### DATASET EXCERPTS
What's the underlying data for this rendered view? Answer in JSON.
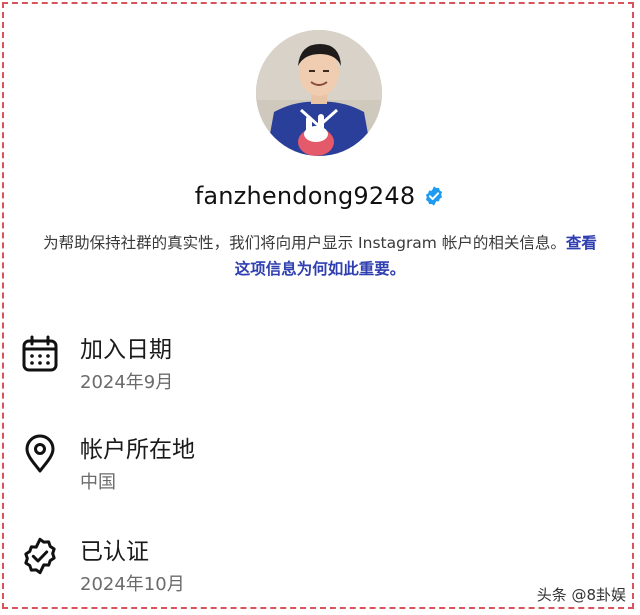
{
  "profile": {
    "username": "fanzhendong9248",
    "description_text": "为帮助保持社群的真实性，我们将向用户显示 Instagram 帐户的相关信息。",
    "description_link": "查看这项信息为何如此重要。"
  },
  "info_rows": [
    {
      "icon": "calendar-icon",
      "title": "加入日期",
      "value": "2024年9月"
    },
    {
      "icon": "location-pin-icon",
      "title": "帐户所在地",
      "value": "中国"
    },
    {
      "icon": "verified-badge-icon",
      "title": "已认证",
      "value": "2024年10月"
    }
  ],
  "watermark": "头条 @8卦娱",
  "colors": {
    "verified_badge": "#1d9bf0",
    "link": "#2f3fb0",
    "frame_border": "#d9535b"
  }
}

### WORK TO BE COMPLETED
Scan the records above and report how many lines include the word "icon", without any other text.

### YOUR RESPONSE
3